TASK OBJECTIVE
Return every line of the data that contains the string "Sunderland".

--- RECORD EXTRACTS ---

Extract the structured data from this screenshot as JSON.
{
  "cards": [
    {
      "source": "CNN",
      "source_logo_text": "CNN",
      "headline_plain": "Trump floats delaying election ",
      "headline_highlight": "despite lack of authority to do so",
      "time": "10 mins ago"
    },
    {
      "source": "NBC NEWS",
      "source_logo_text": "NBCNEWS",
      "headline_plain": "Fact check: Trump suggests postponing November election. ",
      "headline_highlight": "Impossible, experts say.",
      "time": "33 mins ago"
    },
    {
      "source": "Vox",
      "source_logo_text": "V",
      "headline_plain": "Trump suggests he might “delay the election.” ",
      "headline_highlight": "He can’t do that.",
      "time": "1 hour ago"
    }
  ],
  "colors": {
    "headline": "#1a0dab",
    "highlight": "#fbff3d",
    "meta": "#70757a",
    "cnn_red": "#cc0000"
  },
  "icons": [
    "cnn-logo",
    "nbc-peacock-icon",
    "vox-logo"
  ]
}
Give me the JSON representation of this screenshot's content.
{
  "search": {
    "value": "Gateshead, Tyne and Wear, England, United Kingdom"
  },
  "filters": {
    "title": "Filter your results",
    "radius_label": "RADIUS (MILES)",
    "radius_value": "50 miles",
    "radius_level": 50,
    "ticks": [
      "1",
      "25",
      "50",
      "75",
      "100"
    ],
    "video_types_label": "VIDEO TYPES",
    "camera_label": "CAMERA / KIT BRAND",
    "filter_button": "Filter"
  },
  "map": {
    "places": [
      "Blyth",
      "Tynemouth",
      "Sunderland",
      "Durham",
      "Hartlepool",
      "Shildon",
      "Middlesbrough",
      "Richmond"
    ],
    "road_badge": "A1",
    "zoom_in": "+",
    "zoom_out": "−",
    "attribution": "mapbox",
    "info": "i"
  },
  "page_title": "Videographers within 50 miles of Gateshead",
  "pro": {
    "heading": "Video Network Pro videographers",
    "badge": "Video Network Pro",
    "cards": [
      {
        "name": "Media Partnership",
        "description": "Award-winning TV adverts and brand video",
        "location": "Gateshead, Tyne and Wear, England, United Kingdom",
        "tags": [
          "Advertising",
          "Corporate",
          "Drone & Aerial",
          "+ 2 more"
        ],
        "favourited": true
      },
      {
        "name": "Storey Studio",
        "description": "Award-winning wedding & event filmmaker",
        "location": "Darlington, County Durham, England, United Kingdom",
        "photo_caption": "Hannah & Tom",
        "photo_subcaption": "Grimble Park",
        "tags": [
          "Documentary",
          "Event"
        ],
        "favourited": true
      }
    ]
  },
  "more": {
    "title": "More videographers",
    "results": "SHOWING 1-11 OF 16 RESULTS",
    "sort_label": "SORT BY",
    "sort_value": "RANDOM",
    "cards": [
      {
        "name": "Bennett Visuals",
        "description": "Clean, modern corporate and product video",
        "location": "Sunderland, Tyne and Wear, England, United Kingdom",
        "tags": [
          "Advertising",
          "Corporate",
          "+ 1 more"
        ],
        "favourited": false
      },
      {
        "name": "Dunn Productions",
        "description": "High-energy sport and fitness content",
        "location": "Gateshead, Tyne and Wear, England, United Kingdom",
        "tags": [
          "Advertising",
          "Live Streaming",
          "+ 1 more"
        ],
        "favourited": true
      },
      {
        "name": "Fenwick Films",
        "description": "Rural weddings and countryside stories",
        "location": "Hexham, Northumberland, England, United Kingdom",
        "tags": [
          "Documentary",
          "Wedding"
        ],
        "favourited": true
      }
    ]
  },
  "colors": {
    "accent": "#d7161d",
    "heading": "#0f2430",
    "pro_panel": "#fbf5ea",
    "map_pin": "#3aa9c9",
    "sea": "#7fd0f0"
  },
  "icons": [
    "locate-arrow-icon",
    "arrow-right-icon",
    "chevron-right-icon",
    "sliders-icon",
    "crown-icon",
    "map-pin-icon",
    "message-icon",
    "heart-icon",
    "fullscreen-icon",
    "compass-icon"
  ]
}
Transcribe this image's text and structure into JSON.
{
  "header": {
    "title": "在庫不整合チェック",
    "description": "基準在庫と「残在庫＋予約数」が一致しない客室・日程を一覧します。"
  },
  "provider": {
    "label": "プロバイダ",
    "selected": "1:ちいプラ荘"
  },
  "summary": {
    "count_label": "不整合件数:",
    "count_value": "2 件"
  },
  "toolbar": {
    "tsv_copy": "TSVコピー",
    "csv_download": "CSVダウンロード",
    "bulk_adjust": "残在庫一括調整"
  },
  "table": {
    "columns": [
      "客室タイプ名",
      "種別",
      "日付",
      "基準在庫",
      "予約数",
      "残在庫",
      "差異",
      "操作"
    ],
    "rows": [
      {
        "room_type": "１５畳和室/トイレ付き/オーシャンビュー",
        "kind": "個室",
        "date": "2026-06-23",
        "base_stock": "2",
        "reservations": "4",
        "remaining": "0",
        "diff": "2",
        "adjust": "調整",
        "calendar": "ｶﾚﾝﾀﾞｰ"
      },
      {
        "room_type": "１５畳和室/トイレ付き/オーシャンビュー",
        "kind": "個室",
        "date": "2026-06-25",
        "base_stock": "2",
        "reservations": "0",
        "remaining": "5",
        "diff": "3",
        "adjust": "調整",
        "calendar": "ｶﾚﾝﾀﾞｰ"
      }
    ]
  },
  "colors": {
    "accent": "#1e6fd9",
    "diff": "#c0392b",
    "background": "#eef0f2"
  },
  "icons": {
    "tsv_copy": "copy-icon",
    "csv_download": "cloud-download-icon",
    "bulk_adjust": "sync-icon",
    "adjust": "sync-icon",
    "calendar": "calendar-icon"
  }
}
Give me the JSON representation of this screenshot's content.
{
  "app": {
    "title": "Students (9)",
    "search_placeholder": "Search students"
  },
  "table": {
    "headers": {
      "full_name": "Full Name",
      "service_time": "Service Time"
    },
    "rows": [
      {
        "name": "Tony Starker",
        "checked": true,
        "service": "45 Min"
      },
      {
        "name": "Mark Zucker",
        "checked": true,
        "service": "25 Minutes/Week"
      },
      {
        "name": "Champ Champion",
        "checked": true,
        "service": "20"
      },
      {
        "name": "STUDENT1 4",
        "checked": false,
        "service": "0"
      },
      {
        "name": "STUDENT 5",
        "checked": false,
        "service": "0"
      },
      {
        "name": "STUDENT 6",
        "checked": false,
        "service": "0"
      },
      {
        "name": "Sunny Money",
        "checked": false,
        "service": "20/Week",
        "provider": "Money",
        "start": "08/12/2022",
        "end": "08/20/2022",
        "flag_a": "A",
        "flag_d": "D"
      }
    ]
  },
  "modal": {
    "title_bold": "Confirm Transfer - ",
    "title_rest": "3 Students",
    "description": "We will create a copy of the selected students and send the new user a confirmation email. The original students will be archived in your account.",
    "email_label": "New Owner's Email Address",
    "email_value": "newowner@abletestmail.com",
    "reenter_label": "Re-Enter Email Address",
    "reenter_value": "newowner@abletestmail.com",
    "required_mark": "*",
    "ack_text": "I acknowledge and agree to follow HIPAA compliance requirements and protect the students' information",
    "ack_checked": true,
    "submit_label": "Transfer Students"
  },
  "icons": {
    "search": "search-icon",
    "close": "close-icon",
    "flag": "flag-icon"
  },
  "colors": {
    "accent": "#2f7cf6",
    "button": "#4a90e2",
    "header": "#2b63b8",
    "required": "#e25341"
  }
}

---

TASK SOLUTION
      "Sunderland",
        "location": "Sunderland, Tyne and Wear, England, United Kingdom",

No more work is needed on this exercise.